How to Avoid Porosity in High Pressure Die Casting?

How to Avoid Porosity in High Pressure Die Casting?

If you’re wondering how to avoid gas porosity during the high-pressure die-casting process, there are several things to keep in mind. These defects will be more obvious to the die-casting service provider during the design review process. However, quality manufacturers will often notice them during the machining process. When this happens, you’ll need to figure out how to solve the problem, and how much porosity is acceptable. Make sure that your die-casting service provider shares all necessary information and share the casting for you to help you determine the best way to fix the defect.

Process parameters

The effect of process parameters on the formation of high-pressure die-cast components prone to porosity. In a hot spot in the die, the pore area was determined and 20 micrographs were taken to obtain a statistical average of the pore area. Using quantitative metallographic techniques, pore area and roundness were determined. Pore roundness is defined as the perimeter divided by the area of the pore.

Various types of gas are released during the die casting process. This gas may get trapped in the mold cavity and increase the material’s porosity. The key is to keep the gas out of critical areas of the mold cavity. Using specialized modeling software can help manufacturers measure the porosity of their parts and adjust their processing parameters accordingly. These tools can also help them prevent the development of porosity.

Check for porosity

To check for porosity, the process engineer must observe the parts that have undergone the die casting process. This type of casting has high risks of leakage, as it often contains inflated bubble trails and bifilms. In addition to porosity, the engineer must check other factors such as the amount of supercooling, gating, and increased time that the parts are held in the die.

Porosity in high-pressure die casting is a defect that occurs in the metal. Although porosity is an indication of a material defect, it does not necessarily mean that the casting is not structurally sound. In some cases, porosity may be the result of air trapped between the mold and the metal. If the air is not forced out properly, the metal will solidify prematurely.

Preventing gas porosity

Gas porosity is usually a problem encountered during high pressure die casting, and it can be prevented by melting the metal in a vacuum or low-solubility gas atmosphere, like argon. Since liquids naturally contain dissolved gases, degassing involves exposing the melt to another gas, which reacts with the molten metal and forces it out of the casting. Degassing materials have multiple benefits, from the reduction of oxide formation to the improvement of the quality of the die-cast metals.

Visual inspection can identify gas porosity. It occurs when the parting surface becomes uneven, resulting in deformation and poor surface quality. In addition, the material is either missing completely or appears as a stripe with a depth that matches the metal liquid flow. Visual inspection may reveal gas porosity in the form of missing material or a thin metal sheet.
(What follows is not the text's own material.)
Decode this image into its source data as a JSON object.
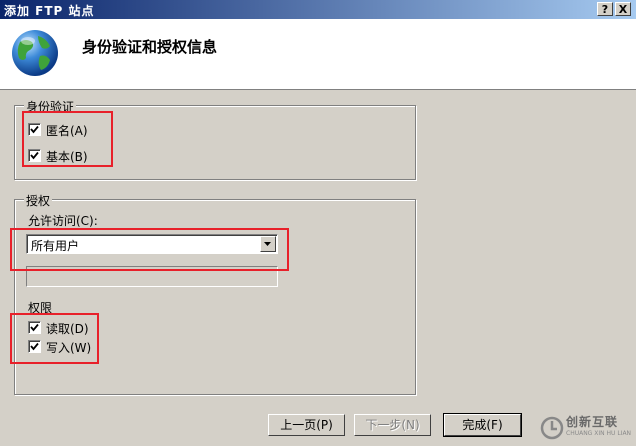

Blisters can be identified by their appearance, and can also be caused by excessively high die temperatures or insufficient solidification time.

Optimum process conditions

To reduce the amount of porosity in your high-pressure die-casting parts, you must ensure that your molds are designed properly. In high-pressure die-casting, for example, it’s important that your parts have uniform wall thickness. Thinner walls are generally less porous, while thick walls are more prone to shrink porosity. Optimum process conditions will allow metal to flow into the part without creating porosity.

In addition to the design of the die, it is also important to optimize production conditions to avoid porosity. The most important design parameters are runner position, location of overflows, shape of cooling ducts, melting temperature and mold surface temperature. This study could not provide information on the optimal die temperature for complex parts. Therefore, we need to make additional research to find the optimal process conditions to avoid porosity.

Flow marks

Flow marks are lines or stripes in a die cast part. These lines and stripes are a result of a process in which liquid metal flows into the cavity, leaving behind traces that are later filled with molten metal. Flow marks are caused by a low filling pressure, low die temperature, excessive lubricant, and a small cross-section area. Increasing the die temperature, improving the cross-section area, and adjusting other casting parameters can help minimize flow marks.

The main difference between a low pouring pressure and a high pouring pressure is that the latter allows the molten metal to solidify before spreading in the die cavity. High pouring pressure, on the other hand, causes the metal to spread rapidly through the die, causing a slurry to form at the bottom of the die cavity. This makes the resulting part very hard and irregular, and it causes flow marks.

Sealing after machining

Vacuum impregnation is the most common method of sealing after machining to prevent porosity in high pressure die castings. This process seals the internal path of the porosity that breaches the casting wall. Vacuum impregnation is a cost-effective permanent solution that has no size limitation. This technique is also able to seal the smallest defect while allowing for maximum casting size.

During the machining process, the foundry staff checks each casting for defects and adjusting the spraying process. The machining process exposes areas where porosity is possible, which should be identified before die spraying begins. To avoid this, designers should foresee the possibility of porosity in castings and dimension parts with small machining allowances to avoid exposing surfaces to high temperatures during the casting cycle.